A group of Republicans in Congress believe they have the solution to the ongoing showdowns over public land in the West: end the federal government's enforcement responsibilities.
Law enforcement on public land is a hotly-contested issue in the West — particularly after armed conflicts in Oregon and Nevada — but tensions run deeper than the two standoffs. In recent interviews with BuzzFeed News, local officials have described what they call "out of control" federal agencies, and pointed to raids in 2009 during which armed agents with the Bureau of Land Management arrested people for allegedly trafficking in Native American antiquities.
A bill introduced in the House of Representatives last week by Rep. Jason Chaffetz of Utah would and hand enforcement on these lands over to local authorities and "terminate the law enforcement functions of the U.S. Forest Service and the Bureau of Land Management."
Chaffetz said his bill would prevent future conflicts by putting local agencies — local sheriffs, in many cases — in charge of federal lands.
"When you have a locally elected sheriff, I think you get ultimately a better more peaceful result," he told BuzzFeed News.
In many of these conflicts, participants have seen law enforcement agents — such as those singled out for elimination in Chaffetz's bill — as the tip of the federal government's spear.
"You see the rising blood pressure and angst," Chaffetz said.
The congressman said he believes the bill would actually increase law enforcement on public lands because federal authorities are currently spread thin and local agencies have more officers per square mile. He also criticized federal agencies for "haphazard" enforcement and said they have refused to disclose information on the size of their arsenals.
The bill currently has the support of all of Utah's four congressional representatives, as well as Utah Gov. Gary Herbert. The state Sheriff's Association has also come out in favor of the bill, writing that federal officials have tried to "usurp" local authority and have been "aggressive and over reactive."
With Republicans currently in control of both houses of Congress, the bill is likely to find other supporters as it works through the legislative process, and Chaffetz said he was optimistic about it's chances of passing.
"I think it's got broad support," he added.
What remains less clear, however, is how much support the bill will have in other regions and across the aisle.
Several Democratic lawmakers, as well as the BLM and Forest Service, did not respond to BuzzFeed News requests for comment Wednesday evening.
Still, critics may be unconvinced that ending federal law enforcement on public land is a smart move; during recent standoffs, environmentalists, recreation groups, and others have blasted calls to give states more control over federal land. In Utah specifically, Native American tribes and conservationists have slammed a public lands initiative — also co-sponsored by Chaffetz — that has been billed as a compromise but which they say will open up state land to more oil and gas drilling.
Given that many sheriffs in the West have been friendly with states rights advocates, it's unlikely conservationists will be satisfied handing them law enforcement duties on public lands.
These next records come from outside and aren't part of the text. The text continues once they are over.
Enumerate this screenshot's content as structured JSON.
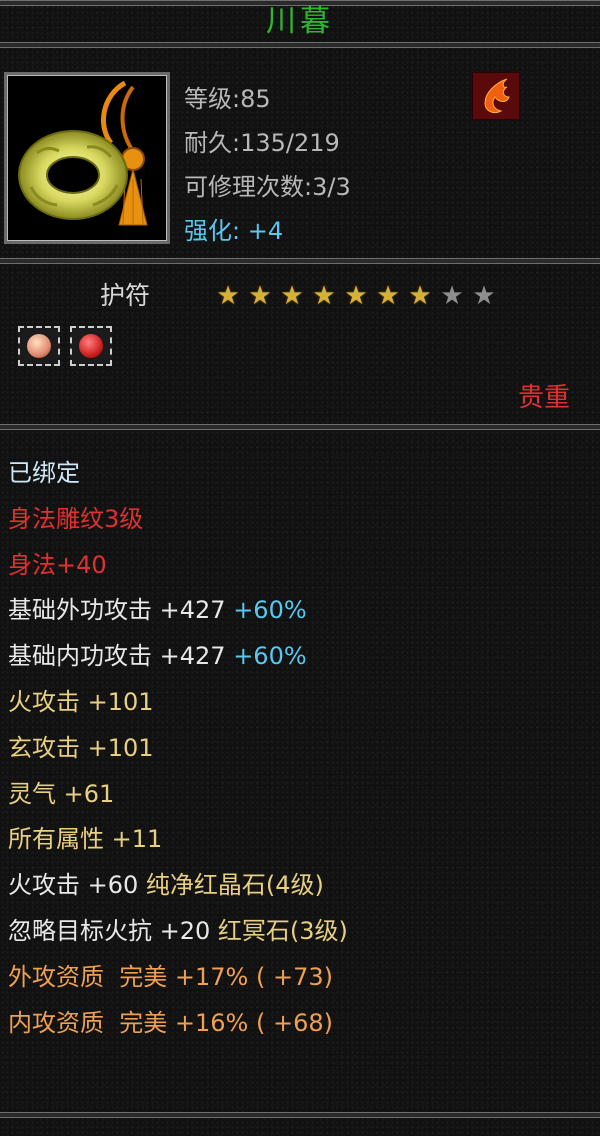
{
  "item": {
    "name": "川暮",
    "level": "等级:85",
    "durability": "耐久:135/219",
    "repair": "可修理次数:3/3",
    "enhance_label": "强化:",
    "enhance_value": "+4",
    "type": "护符",
    "stars": {
      "lit": 7,
      "total": 9
    },
    "rarity": "贵重",
    "badge_icon": "fire-element-icon",
    "item_icon": "jade-ring-amulet-icon"
  },
  "gems": [
    {
      "name": "gem-slot-1",
      "color": "#e0a080"
    },
    {
      "name": "gem-slot-2",
      "color": "#d02020"
    }
  ],
  "attributes": [
    {
      "parts": [
        {
          "text": "已绑定",
          "color": "#cfe8f8"
        }
      ]
    },
    {
      "parts": [
        {
          "text": "身法雕纹3级",
          "color": "#e03030"
        }
      ]
    },
    {
      "parts": [
        {
          "text": "身法+40",
          "color": "#e03030"
        }
      ]
    },
    {
      "parts": [
        {
          "text": "基础外功攻击 +427 ",
          "color": "#e8e8e8"
        },
        {
          "text": "+60%",
          "color": "#58c8f0"
        }
      ]
    },
    {
      "parts": [
        {
          "text": "基础内功攻击 +427 ",
          "color": "#e8e8e8"
        },
        {
          "text": "+60%",
          "color": "#58c8f0"
        }
      ]
    },
    {
      "parts": [
        {
          "text": "火攻击 +101",
          "color": "#e8d080"
        }
      ]
    },
    {
      "parts": [
        {
          "text": "玄攻击 +101",
          "color": "#e8d080"
        }
      ]
    },
    {
      "parts": [
        {
          "text": "灵气 +61",
          "color": "#e8d080"
        }
      ]
    },
    {
      "parts": [
        {
          "text": "所有属性 +11",
          "color": "#e8d080"
        }
      ]
    },
    {
      "parts": [
        {
          "text": "火攻击 +60 ",
          "color": "#e8e8e8"
        },
        {
          "text": "纯净红晶石(4级)",
          "color": "#e8d080"
        }
      ]
    },
    {
      "parts": [
        {
          "text": "忽略目标火抗 +20 ",
          "color": "#e8e8e8"
        },
        {
          "text": "红冥石(3级)",
          "color": "#e8d080"
        }
      ]
    },
    {
      "parts": [
        {
          "text": "外攻资质  完美 +17% ( +73)",
          "color": "#f0a050"
        }
      ]
    },
    {
      "parts": [
        {
          "text": "内攻资质  完美 +16% ( +68)",
          "color": "#f0a050"
        }
      ]
    }
  ]
}
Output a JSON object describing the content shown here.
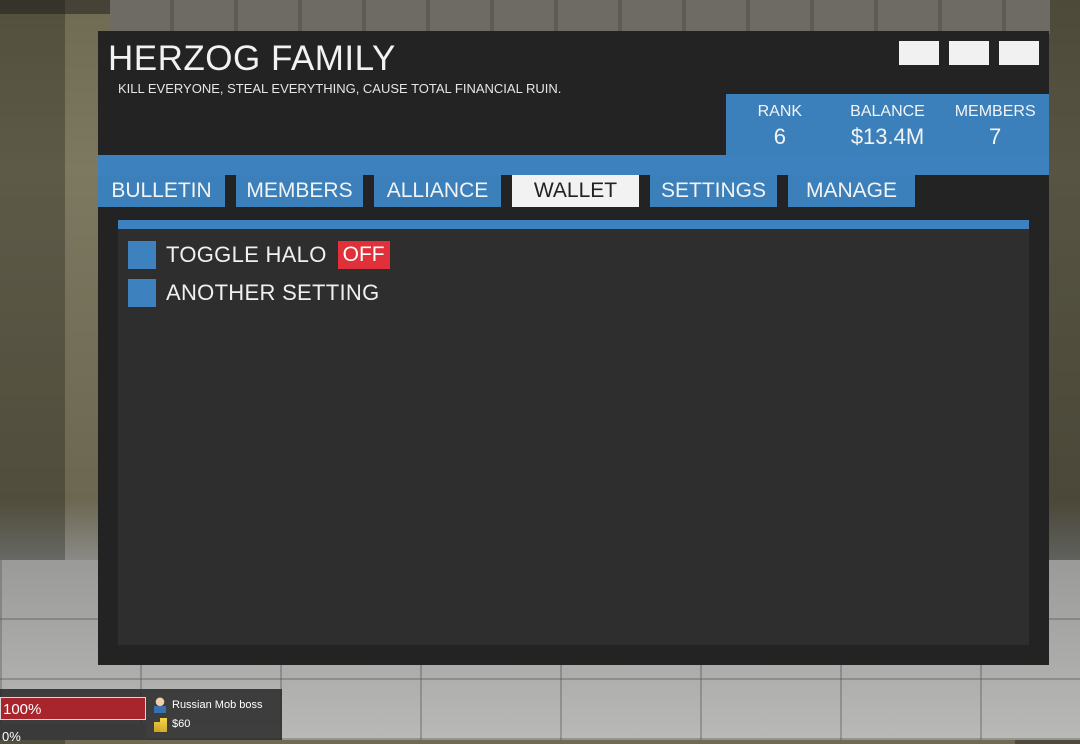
{
  "window": {
    "title": "HERZOG FAMILY",
    "motto": "KILL EVERYONE, STEAL EVERYTHING, CAUSE TOTAL FINANCIAL RUIN."
  },
  "stats": {
    "rank_label": "RANK",
    "rank_value": "6",
    "balance_label": "BALANCE",
    "balance_value": "$13.4M",
    "members_label": "MEMBERS",
    "members_value": "7"
  },
  "tabs": [
    {
      "label": "BULLETIN"
    },
    {
      "label": "MEMBERS"
    },
    {
      "label": "ALLIANCE"
    },
    {
      "label": "WALLET",
      "active": true
    },
    {
      "label": "SETTINGS"
    },
    {
      "label": "MANAGE"
    }
  ],
  "settings": [
    {
      "label": "TOGGLE HALO",
      "state": "OFF"
    },
    {
      "label": "ANOTHER SETTING"
    }
  ],
  "hud": {
    "health_text": "100%",
    "health": 1.0,
    "armor_text": "0%",
    "job": "Russian Mob boss",
    "money": "$60"
  },
  "colors": {
    "accent": "#3c80bb",
    "window_bg": "#232323",
    "panel_bg": "#2e2e2e",
    "off_badge": "#e0313a",
    "health_bar": "#a8252d"
  }
}
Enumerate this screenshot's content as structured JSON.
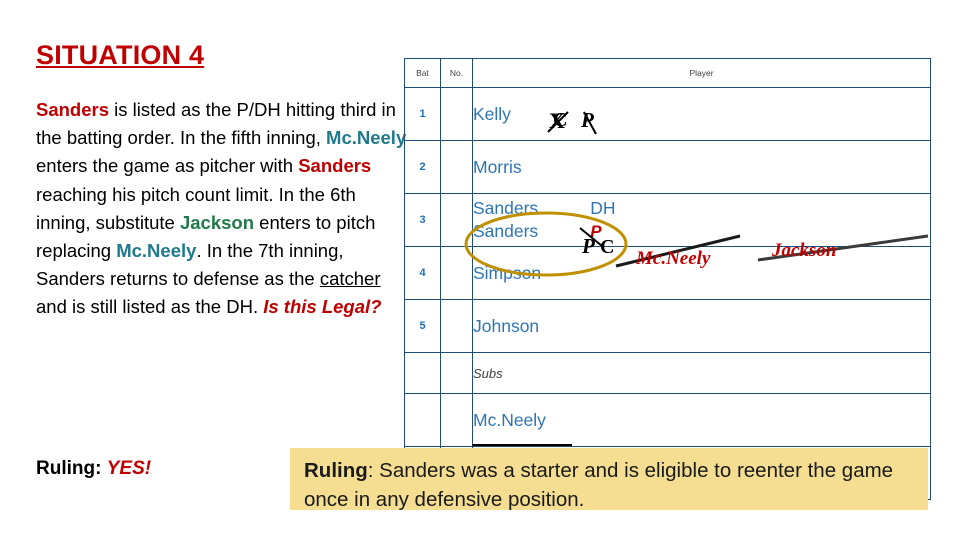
{
  "slide": {
    "title": "SITUATION 4",
    "body_segments": [
      {
        "text": "Sanders",
        "style": "red"
      },
      {
        "text": " is listed as the P/DH hitting third in the batting order. In the fifth inning, ",
        "style": "plain"
      },
      {
        "text": "Mc.Neely",
        "style": "teal"
      },
      {
        "text": " enters the game as pitcher with ",
        "style": "plain"
      },
      {
        "text": "Sanders",
        "style": "red"
      },
      {
        "text": " reaching his pitch count limit. In the 6th inning, substitute ",
        "style": "plain"
      },
      {
        "text": "Jackson",
        "style": "green"
      },
      {
        "text": " enters to pitch replacing ",
        "style": "plain"
      },
      {
        "text": "Mc.Neely",
        "style": "teal"
      },
      {
        "text": ". In the 7th inning, Sanders returns to defense as the ",
        "style": "plain"
      },
      {
        "text": "catcher",
        "style": "underline"
      },
      {
        "text": " and is still listed as the DH. ",
        "style": "plain"
      },
      {
        "text": "Is this Legal?",
        "style": "red-bold-italic"
      }
    ],
    "ruling_left_label": "Ruling:",
    "ruling_left_value": "YES!"
  },
  "lineup": {
    "headers": {
      "bat": "Bat",
      "no": "No.",
      "player": "Player"
    },
    "rows": [
      {
        "bat": "1",
        "no": "",
        "player": "Kelly",
        "position": "",
        "second_line": "",
        "second_position": ""
      },
      {
        "bat": "2",
        "no": "",
        "player": "Morris",
        "position": "",
        "second_line": "",
        "second_position": ""
      },
      {
        "bat": "3",
        "no": "",
        "player": "Sanders",
        "position": "DH",
        "second_line": "Sanders",
        "second_position": "P"
      },
      {
        "bat": "4",
        "no": "",
        "player": "Simpson",
        "position": "",
        "second_line": "",
        "second_position": ""
      },
      {
        "bat": "5",
        "no": "",
        "player": "Johnson",
        "position": "",
        "second_line": "",
        "second_position": ""
      },
      {
        "bat": "",
        "no": "",
        "player": "Subs",
        "position": "",
        "second_line": "",
        "second_position": "",
        "is_subs": true
      },
      {
        "bat": "",
        "no": "",
        "player": "Mc.Neely",
        "position": "",
        "second_line": "",
        "second_position": ""
      }
    ]
  },
  "annotations": {
    "kelly_x": "X",
    "kelly_c": "C",
    "kelly_p": "P",
    "sanders_p_strike": "P",
    "sanders_c": "C",
    "ink_mcneely": "Mc.Neely",
    "ink_jackson": "Jackson"
  },
  "ruling_callout": {
    "label": "Ruling",
    "text": ": Sanders was a starter and is eligible to reenter the game once in any defensive position."
  },
  "colors": {
    "title_red": "#c00000",
    "table_blue": "#2e75b6",
    "border_blue": "#1f4e79",
    "callout_bg": "#f5dd91",
    "teal": "#1f7a8c",
    "green": "#217a4b",
    "ink_circle": "#bf9000"
  }
}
One conservation group has already come out against the bill. In an email to BuzzFeed News Thursday, The Center for Western Priorities called it "unconscionable" because "it gives explicit support to militant extremists who are threatening not only our parks and wildlife refuges, but also the lives of the people who protect those forests, lakes, and mountains on behalf of all Americans."
In a statement to BuzzFeed News Thursday, the Federal Law Enforcement Officers Association — a federal officers union — also took issue with the bill, calling it "severely short sighted" and "the last thing the federal government should be doing."
But Matthew Anderson, a policy analyst at the Sutherland Institute, a conservative advocacy group, disagreed. Anderson told BuzzFeed News that Chaffetz' bill modifies law enforcement policies, but not other laws that have to be enforced on public land. If the bill passes, local sheriffs would be responsible for those laws. And if they refused to enforce them, funding would be cut off.
"They'd lose their paychecks," Anderson said.
The new bill has a long way to go before becoming law, and will ultimately have to be signed by President Obama — something Anderson does not expect to happen. Still, it represents the latest twist in a decades, or centuries, old battle over Western lands and who exactly gets to use them. And as Utah's Republican lawmakers see it, federal law enforcement agents have been in control long enough.
"There is definitely a need to police these federal lands," Chaffetz said. "The question is just who's in the best position to do that."